As to how parental alienation takes place, the research conducted by Dr. Amy Baker and her colleagues describing the 17 alienating strategies is widely used and accepted by the courts and the mental health community. They include badmouthing, limiting contact, confiding in the child, asking the child to spy on the target parent, referring to the target parent by first name, withholding important information from the target parent, and undermining the authority of the target parent. Take for instance the behavior of a father who was found to have engaged in severe parental alienation. His modus operandi included sending text messages to his son telling him that he had “a right to be ugly to [his mother],” the mother was “mentally ill” and “can’t help the way [she was] born and created by God,” that he had to visit his mother “because the law forces you to go,” and that he “will never like her. Nobody likes her. It is impossible.” McClain v. McClain, 539 S.W.3d 170, 194–95 (Tenn. Ct. App. 2017). Subjected to such indoctrination, children may turn on the targeted parents, vilify them, reject them, and show no ambivalence or guilt in treating them in a most cruel fashion. The trauma is suffered not just by the rejected parent; the brainwashed children too are robbed of “a normal childhood, normal sibling relationships, and a normal relationship with [the targeted parent].” Matter of Marriage of Reichert, 2 Wash. App. 2d 1063, at *2 (2018).

It should not come as a surprise that courts have agreed that parental alienation “is a form of emotional abuse that should not be tolerated.” McClain, 539 S.W.3d at 200. And to remedy such abuse, they have realized that it is necessary to jettison the “conservative” approach of taking baby steps and ordering traditional psychotherapy while keeping the abused child in the custody of the alienator. To do so will only result in a litigious “merry-go-round” that has neither worked in the past, nor will “work in the future.” Courts have increasingly taken seemingly drastic but ultimately necessary steps of changing custody, ordering psycho-educational counseling for the alienating parent, ordering a specialized reunification program for the targeted parent and the child, together with financial sanctions, reallocation of attorney fees and litigation costs, and in severe cases, incarceration for repeated violation of court orders.

This unfortunate phenomenon is by no means unique to America.
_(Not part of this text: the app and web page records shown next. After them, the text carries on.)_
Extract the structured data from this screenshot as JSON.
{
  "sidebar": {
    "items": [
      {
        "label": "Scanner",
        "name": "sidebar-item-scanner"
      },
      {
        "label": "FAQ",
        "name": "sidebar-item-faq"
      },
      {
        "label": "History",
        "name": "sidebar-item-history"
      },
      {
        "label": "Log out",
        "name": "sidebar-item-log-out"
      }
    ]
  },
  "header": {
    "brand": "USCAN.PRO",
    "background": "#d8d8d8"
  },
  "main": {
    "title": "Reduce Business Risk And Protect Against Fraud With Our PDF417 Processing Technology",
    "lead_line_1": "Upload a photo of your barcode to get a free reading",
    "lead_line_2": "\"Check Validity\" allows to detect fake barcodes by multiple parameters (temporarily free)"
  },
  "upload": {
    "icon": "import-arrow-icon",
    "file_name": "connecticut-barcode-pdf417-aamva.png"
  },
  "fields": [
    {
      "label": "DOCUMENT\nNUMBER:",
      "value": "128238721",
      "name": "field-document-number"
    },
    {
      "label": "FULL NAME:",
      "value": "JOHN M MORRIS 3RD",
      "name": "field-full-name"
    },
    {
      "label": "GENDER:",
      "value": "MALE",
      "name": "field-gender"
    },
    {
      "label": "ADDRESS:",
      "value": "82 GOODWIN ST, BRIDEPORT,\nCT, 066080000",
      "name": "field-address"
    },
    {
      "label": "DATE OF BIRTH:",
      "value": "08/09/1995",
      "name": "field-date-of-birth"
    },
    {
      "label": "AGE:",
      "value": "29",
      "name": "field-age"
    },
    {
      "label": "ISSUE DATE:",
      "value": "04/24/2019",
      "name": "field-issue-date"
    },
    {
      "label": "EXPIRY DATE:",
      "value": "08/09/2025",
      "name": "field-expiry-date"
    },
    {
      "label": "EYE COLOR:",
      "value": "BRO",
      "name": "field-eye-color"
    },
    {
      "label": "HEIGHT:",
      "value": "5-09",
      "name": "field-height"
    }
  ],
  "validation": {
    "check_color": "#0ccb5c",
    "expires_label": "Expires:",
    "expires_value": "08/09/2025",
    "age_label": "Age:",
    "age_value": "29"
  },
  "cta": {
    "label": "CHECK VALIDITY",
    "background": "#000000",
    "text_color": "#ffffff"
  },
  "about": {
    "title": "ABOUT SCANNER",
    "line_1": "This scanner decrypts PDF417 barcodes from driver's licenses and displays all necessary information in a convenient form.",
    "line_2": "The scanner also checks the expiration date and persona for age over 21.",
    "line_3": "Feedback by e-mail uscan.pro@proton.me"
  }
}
Parental alienation has been described, discussed, and debated in the legal and scientific literature by numerous writers all over the world. It is addressed in thousands of court rulings in Canada, the United Kingdom, Brazil, Mexico, Israel, France, Spain, India, Australia, New Zealand, and Hong Kong, and in the European Court of Human Rights and other jurisdictions around the world. This is not surprising, given that it is an expression of human behavior, albeit pathological, that occurs worldwide with similar patterns. A parent who violates the boundaries by treating the child as a weapon in a divorce or custody litigation undoubtedly causes his or her child serious emotional harm. In lamenting such sad behavior in a case involving toxic family dysfunction, England’s Lord Justice Wall aptly quoted the first four lines of Philip Larkin’s poem “This Be the Verse”:

They fuck you up, your mum and dad.
They may not mean to, but they do.
They fill you with the faults they had
And add some extra, just for you.